Task objective:
In the copy, include no images. Reproduce the entries exactly.

/---

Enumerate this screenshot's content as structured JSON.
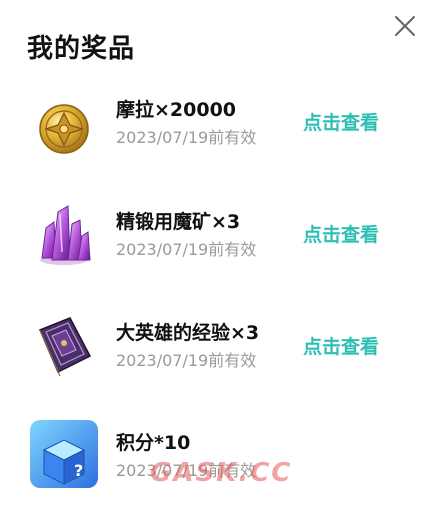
{
  "header": {
    "title": "我的奖品",
    "close_icon": "close-icon"
  },
  "prizes": [
    {
      "icon": "gold-coin-icon",
      "name": "摩拉×20000",
      "validity": "2023/07/19前有效",
      "action_label": "点击查看"
    },
    {
      "icon": "purple-crystal-icon",
      "name": "精锻用魔矿×3",
      "validity": "2023/07/19前有效",
      "action_label": "点击查看"
    },
    {
      "icon": "purple-book-icon",
      "name": "大英雄的经验×3",
      "validity": "2023/07/19前有效",
      "action_label": "点击查看"
    },
    {
      "icon": "mystery-box-icon",
      "name": "积分*10",
      "validity": "2023/07/19前有效",
      "action_label": ""
    }
  ],
  "watermark": "GASK.CC",
  "colors": {
    "accent": "#2bbfb4",
    "title_text": "#111111",
    "secondary_text": "#9a9a9a"
  }
}
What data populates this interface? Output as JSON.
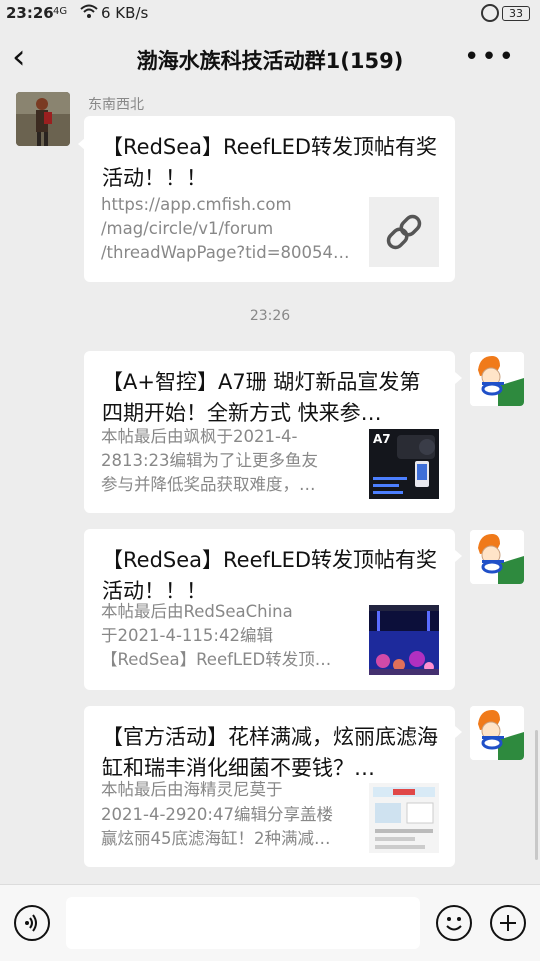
{
  "status_bar": {
    "time": "23:26",
    "signal_label": "4G",
    "speed": "6 KB/s",
    "battery": "33"
  },
  "header": {
    "back_icon": "‹",
    "title": "渤海水族科技活动群1(159)",
    "more_icon": "•••"
  },
  "messages": [
    {
      "sender": "东南西北",
      "title": "【RedSea】ReefLED转发顶帖有奖活动！！！",
      "desc_lines": [
        "https://app.cmfish.com",
        "/mag/circle/v1/forum",
        "/threadWapPage?tid=80054…"
      ],
      "thumb_icon": "link-icon"
    },
    {
      "title": "【A+智控】A7珊 瑚灯新品宣发第四期开始！全新方式 快来参…",
      "desc_lines": [
        "本帖最后由飒枫于2021-4-",
        "2813:23编辑为了让更多鱼友",
        "参与并降低奖品获取难度，…"
      ],
      "thumb_label": "A7"
    },
    {
      "title": "【RedSea】ReefLED转发顶帖有奖活动！！！",
      "desc_lines": [
        "本帖最后由RedSeaChina",
        "于2021-4-115:42编辑",
        "【RedSea】ReefLED转发顶…"
      ]
    },
    {
      "title": "【官方活动】花样满减，炫丽底滤海缸和瑞丰消化细菌不要钱？…",
      "desc_lines": [
        "本帖最后由海精灵尼莫于",
        "2021-4-2920:47编辑分享盖楼",
        "赢炫丽45底滤海缸！2种满减…"
      ]
    }
  ],
  "timestamp": "23:26",
  "colors": {
    "background": "#ededed",
    "card": "#ffffff",
    "muted_text": "#888888"
  }
}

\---

Task output:
Enumerate this screenshot's content as structured JSON.
{
  "header": {
    "title": "我的奖品",
    "close_icon": "close-icon"
  },
  "prizes": [
    {
      "icon": "gold-coin-icon",
      "name": "摩拉×20000",
      "validity": "2023/07/19前有效",
      "action_label": "点击查看"
    },
    {
      "icon": "purple-crystal-icon",
      "name": "精锻用魔矿×3",
      "validity": "2023/07/19前有效",
      "action_label": "点击查看"
    },
    {
      "icon": "purple-book-icon",
      "name": "大英雄的经验×3",
      "validity": "2023/07/19前有效",
      "action_label": "点击查看"
    },
    {
      "icon": "mystery-box-icon",
      "name": "积分*10",
      "validity": "2023/07/19前有效",
      "action_label": ""
    }
  ],
  "watermark": "GASK.CC",
  "colors": {
    "accent": "#2bbfb4",
    "title_text": "#111111",
    "secondary_text": "#9a9a9a"
  }
}
What data populates this interface? Output as JSON.
{
  "status_bar": {
    "time": "23:26",
    "signal_label": "4G",
    "speed": "6 KB/s",
    "battery": "33"
  },
  "header": {
    "back_icon": "‹",
    "title": "渤海水族科技活动群1(159)",
    "more_icon": "•••"
  },
  "messages": [
    {
      "sender": "东南西北",
      "title": "【RedSea】ReefLED转发顶帖有奖活动！！！",
      "desc_lines": [
        "https://app.cmfish.com",
        "/mag/circle/v1/forum",
        "/threadWapPage?tid=80054…"
      ],
      "thumb_icon": "link-icon"
    },
    {
      "title": "【A+智控】A7珊 瑚灯新品宣发第四期开始！全新方式 快来参…",
      "desc_lines": [
        "本帖最后由飒枫于2021-4-",
        "2813:23编辑为了让更多鱼友",
        "参与并降低奖品获取难度，…"
      ],
      "thumb_label": "A7"
    },
    {
      "title": "【RedSea】ReefLED转发顶帖有奖活动！！！",
      "desc_lines": [
        "本帖最后由RedSeaChina",
        "于2021-4-115:42编辑",
        "【RedSea】ReefLED转发顶…"
      ]
    },
    {
      "title": "【官方活动】花样满减，炫丽底滤海缸和瑞丰消化细菌不要钱？…",
      "desc_lines": [
        "本帖最后由海精灵尼莫于",
        "2021-4-2920:47编辑分享盖楼",
        "赢炫丽45底滤海缸！2种满减…"
      ]
    }
  ],
  "timestamp": "23:26",
  "colors": {
    "background": "#ededed",
    "card": "#ffffff",
    "muted_text": "#888888"
  }
}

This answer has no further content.